For the solar and wind industries in the United States, it has been a long-held dream: to produce energy at a cost equal to conventional sources like coal and natural gas. That day appears to be dawning. In some markets renewable generation is now cheaper than coal or natural gas. Utility executives say the trend has accelerated this year, with several companies signing contracts, known as power purchase agreements, for solar or wind at prices below that of natural gas, especially in the Great Plains and Southwest, where wind and sunlight are abundant. Those prices were made possible by generous subsidies that could soon diminish or expire, but recent analyses show that even without those subsidies, alternative energies can often compete with traditional sources. According to a study by the investment banking firm Lazard, the cost of utility-scale solar energy is as low as 5.6 cents a kilowatt-hour, and wind is as low as 1.4 cents. In comparison, natural gas comes at 6.1 cents a kilowatt-hour on the low end and coal at 6.6 cents.
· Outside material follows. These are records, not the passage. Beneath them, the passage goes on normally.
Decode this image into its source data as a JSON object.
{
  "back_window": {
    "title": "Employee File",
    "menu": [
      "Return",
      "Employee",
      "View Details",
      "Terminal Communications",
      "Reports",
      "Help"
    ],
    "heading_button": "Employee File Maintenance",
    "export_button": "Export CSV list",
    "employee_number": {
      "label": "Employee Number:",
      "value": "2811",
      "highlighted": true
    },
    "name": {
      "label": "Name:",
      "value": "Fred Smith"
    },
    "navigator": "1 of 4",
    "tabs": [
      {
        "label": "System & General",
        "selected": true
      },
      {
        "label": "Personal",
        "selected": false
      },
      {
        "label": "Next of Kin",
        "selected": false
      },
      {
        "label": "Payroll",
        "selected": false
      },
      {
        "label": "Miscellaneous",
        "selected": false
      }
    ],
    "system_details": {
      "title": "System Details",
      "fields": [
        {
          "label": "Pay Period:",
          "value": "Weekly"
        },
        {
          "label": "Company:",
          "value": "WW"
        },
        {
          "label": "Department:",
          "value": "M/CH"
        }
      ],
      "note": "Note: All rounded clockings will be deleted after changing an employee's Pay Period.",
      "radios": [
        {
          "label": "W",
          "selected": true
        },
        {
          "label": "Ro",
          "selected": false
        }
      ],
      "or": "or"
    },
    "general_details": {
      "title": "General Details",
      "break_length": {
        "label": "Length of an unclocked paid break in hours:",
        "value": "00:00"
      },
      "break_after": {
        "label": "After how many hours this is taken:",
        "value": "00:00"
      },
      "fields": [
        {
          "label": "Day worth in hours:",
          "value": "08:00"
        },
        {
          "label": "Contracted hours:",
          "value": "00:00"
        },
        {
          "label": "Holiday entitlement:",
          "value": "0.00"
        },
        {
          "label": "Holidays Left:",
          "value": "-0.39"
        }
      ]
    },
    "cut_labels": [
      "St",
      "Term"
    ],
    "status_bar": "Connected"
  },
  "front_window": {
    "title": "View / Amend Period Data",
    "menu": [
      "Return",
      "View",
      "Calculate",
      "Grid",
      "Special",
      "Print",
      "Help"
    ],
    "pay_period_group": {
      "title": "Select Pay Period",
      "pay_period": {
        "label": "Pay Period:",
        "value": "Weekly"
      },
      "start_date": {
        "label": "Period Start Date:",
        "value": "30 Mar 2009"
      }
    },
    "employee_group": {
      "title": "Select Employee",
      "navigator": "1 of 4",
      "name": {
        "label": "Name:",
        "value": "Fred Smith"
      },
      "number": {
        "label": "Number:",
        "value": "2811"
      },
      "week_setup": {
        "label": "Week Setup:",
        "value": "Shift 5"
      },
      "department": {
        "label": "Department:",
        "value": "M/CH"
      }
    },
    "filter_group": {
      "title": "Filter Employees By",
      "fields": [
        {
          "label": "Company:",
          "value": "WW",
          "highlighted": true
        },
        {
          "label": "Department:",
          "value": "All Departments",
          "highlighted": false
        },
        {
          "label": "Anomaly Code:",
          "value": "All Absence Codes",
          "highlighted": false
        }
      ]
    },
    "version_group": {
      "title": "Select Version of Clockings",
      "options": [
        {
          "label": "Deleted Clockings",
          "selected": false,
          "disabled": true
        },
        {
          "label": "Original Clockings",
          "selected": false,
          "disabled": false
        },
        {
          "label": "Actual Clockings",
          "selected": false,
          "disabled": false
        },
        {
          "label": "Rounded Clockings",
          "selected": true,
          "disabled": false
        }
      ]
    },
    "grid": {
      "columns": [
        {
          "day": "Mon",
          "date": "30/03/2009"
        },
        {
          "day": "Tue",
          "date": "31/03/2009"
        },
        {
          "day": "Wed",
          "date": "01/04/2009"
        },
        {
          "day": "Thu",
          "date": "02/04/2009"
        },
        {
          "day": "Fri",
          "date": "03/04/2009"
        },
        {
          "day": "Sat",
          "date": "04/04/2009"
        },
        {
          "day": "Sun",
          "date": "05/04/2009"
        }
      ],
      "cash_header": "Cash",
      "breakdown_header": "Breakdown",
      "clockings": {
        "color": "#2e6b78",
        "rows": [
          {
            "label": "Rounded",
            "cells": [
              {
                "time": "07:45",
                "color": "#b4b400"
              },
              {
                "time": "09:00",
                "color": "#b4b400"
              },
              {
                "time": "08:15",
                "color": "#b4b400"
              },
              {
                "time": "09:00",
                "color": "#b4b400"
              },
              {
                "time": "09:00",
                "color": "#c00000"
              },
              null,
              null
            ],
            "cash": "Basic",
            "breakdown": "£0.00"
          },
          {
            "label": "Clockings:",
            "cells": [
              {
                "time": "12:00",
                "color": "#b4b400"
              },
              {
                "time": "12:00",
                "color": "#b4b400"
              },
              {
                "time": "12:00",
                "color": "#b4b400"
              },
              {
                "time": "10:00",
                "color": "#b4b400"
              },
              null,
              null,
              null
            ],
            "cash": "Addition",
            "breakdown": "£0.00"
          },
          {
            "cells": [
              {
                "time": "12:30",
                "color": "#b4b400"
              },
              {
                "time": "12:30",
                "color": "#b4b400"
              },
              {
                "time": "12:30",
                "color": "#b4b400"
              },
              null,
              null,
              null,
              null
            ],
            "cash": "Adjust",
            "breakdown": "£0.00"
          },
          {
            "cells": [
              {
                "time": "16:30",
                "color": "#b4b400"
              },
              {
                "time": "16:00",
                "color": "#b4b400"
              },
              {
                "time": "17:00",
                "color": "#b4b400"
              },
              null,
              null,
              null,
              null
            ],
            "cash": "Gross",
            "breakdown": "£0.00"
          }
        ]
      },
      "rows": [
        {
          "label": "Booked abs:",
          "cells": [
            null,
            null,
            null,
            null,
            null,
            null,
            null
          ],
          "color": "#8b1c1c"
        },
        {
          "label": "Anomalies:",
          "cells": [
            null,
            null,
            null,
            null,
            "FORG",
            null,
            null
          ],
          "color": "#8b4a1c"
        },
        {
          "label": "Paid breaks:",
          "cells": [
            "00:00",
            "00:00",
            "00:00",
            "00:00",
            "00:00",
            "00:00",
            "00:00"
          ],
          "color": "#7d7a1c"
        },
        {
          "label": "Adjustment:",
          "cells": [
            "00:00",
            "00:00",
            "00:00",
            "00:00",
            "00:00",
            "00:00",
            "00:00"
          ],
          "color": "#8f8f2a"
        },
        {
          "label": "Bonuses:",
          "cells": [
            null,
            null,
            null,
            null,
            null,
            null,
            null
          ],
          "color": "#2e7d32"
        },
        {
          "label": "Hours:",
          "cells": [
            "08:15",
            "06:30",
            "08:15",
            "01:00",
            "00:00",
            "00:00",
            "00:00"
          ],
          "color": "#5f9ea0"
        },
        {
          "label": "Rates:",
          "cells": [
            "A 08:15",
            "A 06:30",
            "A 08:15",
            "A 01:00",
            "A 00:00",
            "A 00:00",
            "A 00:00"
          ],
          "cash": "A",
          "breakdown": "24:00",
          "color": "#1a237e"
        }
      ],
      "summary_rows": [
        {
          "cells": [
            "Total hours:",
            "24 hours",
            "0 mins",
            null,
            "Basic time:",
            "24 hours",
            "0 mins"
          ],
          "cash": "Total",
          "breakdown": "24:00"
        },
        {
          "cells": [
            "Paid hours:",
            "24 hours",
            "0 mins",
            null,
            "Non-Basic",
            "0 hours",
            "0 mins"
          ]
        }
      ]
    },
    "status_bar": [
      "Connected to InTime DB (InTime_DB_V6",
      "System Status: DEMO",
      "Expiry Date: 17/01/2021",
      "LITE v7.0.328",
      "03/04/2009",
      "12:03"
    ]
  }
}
Without subsidies, the firm’s analysis shows, solar costs about 7.2 cents a kilowatt-hour at the low end, with wind at 3.7 cents. “It is really quite notable, when compared to where we were just five years ago, to see the decline in the cost of these technologies,” said Jonathan Mir, a managing director at Lazard, which has been comparing the economics of power generation technologies since 2008.
Note: For more along these lines, see concise summaries of energy news articles from reliable major media sources. To learn about new energy technologies, see the excellent, reliable resources provided in our New Energy Information Center.
Important Note: Explore our full index to key excerpts of revealing major media news articles on several dozen engaging topics. And don't miss amazing excerpts from 20 of the most revealing news articles ever published.